NEW ZEALAND. - Accounts from Auckland are far from satisfactory; although much is said of the Coromandel goldfields in the neighbourhood of that city, no great finds are reported. All is preliminary. His Excellency Sir George Grey has still a difficult card to play with the natives. The Kingites seem bent on war, and, as a means of provoking it, have prohibited the use of the roads through their territory. Any missionary opposing the King movement is to be tongue split and ear marked. But as a set-off against this, Wiremu Taylor has offered the Government a 50,000 acre block of land, which will command the country of the Kingites, and give ready access to their present position. It is moreover favourable for the purpose of settlement.
QUEENSLAND. - The disease, known as the Cumberland disease, has broken out in Queensland within the last few weeks, and has carried off hundreds of cattle and sheep, as also some horses. Many dogs, both native and domesticated, have died in consequence of partaking of the diseased flesh. It is giving Mr. Gregory, the Commissioner, and his subordinates enough to do provide means whereby its progress may be arrested.
JOURNAL OF AMUSEMENTS
"Les Huguenots" has had a fine run at the Theatre Royal during the month, and must have been a source of profit to the management. It has now been replaced by Verdi's chef d'oeuvre "Rigoletto," with which the opera season is to close.
At Coppin's Royal Haymarket Theatre, Mr. Charles Dillon has been drawing large houses by his masterly delineation of Macbeth. His version of the character differs so much from that of Mr. G.V. Brooke, to which our Melbourne audiences were accustomed, as to have attracted great notice, Mr. Dillon's acting having by many the preference assigned to it over that of Mr. Brooke. "Louis the Eleventh," and "The Lady of St. Tropez," have also been produced at this theatre, and Mr. Dillon has drawn large houses by the. He is not taking the part of George Maurice in the "Lady of St. Tropez."
The Grand German Gymnastic and Musical Festival was held at Cremorne on Monday, the 24th of November. About threee thousand persons attended. The competition for the prizes was great. His Excellency Sir Henry Barkly attended, and remained a considerable time. Wrestling and singing, music and dancing, illuminations and fireworks alternated, and the entertainment was altogether one of high festive glee. This was the first "Turaverein" ever celebrated in the Australian colonies.

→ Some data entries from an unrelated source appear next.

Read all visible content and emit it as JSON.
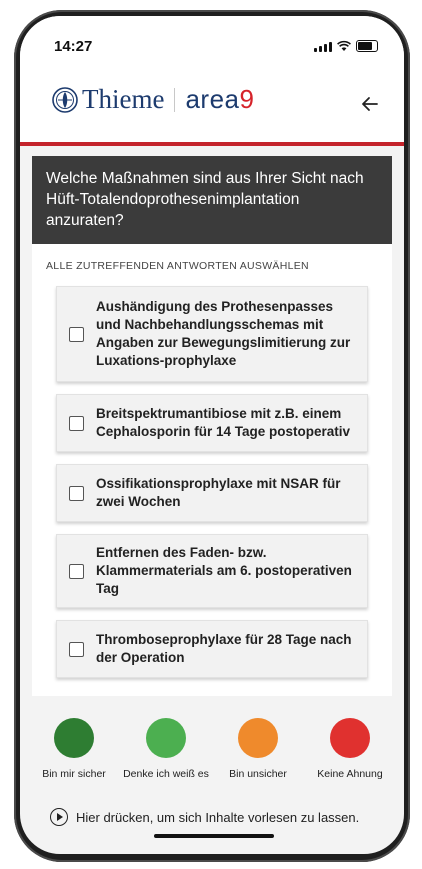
{
  "status_bar": {
    "time": "14:27"
  },
  "header": {
    "logo_brand": "Thieme",
    "logo_product_prefix": "area",
    "logo_product_suffix": "9",
    "back_icon": "arrow-left-icon"
  },
  "colors": {
    "accent_red": "#c4232b",
    "brand_blue": "#1d3b6e",
    "question_bg": "#3b3b3b"
  },
  "question": {
    "text": "Welche Maßnahmen sind aus Ihrer Sicht nach Hüft-Totalendoprothesenimplantation anzuraten?",
    "instruction": "ALLE ZUTREFFENDEN ANTWORTEN AUSWÄHLEN"
  },
  "options": [
    {
      "label": "Aushändigung des Prothesenpasses und Nachbehandlungsschemas mit Angaben zur Bewegungslimitierung zur Luxations-prophylaxe",
      "checked": false
    },
    {
      "label": "Breitspektrumantibiose mit z.B. einem Cephalosporin für 14 Tage postoperativ",
      "checked": false
    },
    {
      "label": "Ossifikationsprophylaxe mit NSAR für zwei Wochen",
      "checked": false
    },
    {
      "label": "Entfernen des Faden- bzw. Klammermaterials am 6. postoperativen Tag",
      "checked": false
    },
    {
      "label": "Thromboseprophylaxe für 28 Tage nach der Operation",
      "checked": false
    }
  ],
  "confidence": [
    {
      "label": "Bin mir sicher",
      "color": "#2e7d32"
    },
    {
      "label": "Denke ich weiß es",
      "color": "#4caf50"
    },
    {
      "label": "Bin unsicher",
      "color": "#ef8a2c"
    },
    {
      "label": "Keine Ahnung",
      "color": "#e0312f"
    }
  ],
  "read_aloud": {
    "label": "Hier drücken, um sich Inhalte vorlesen zu lassen.",
    "icon": "play-circle-icon"
  }
}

M. Molique's oratorio, "Abraham," has been produced within the last few days at the Exhibition Building by the Philharmonic Society, under the direction of Mr. C.E. Horsley. It is new to the colony, but its performance is highly spoken of. This society's programmes exhibit marked improvement of late, and is more than ever patronised.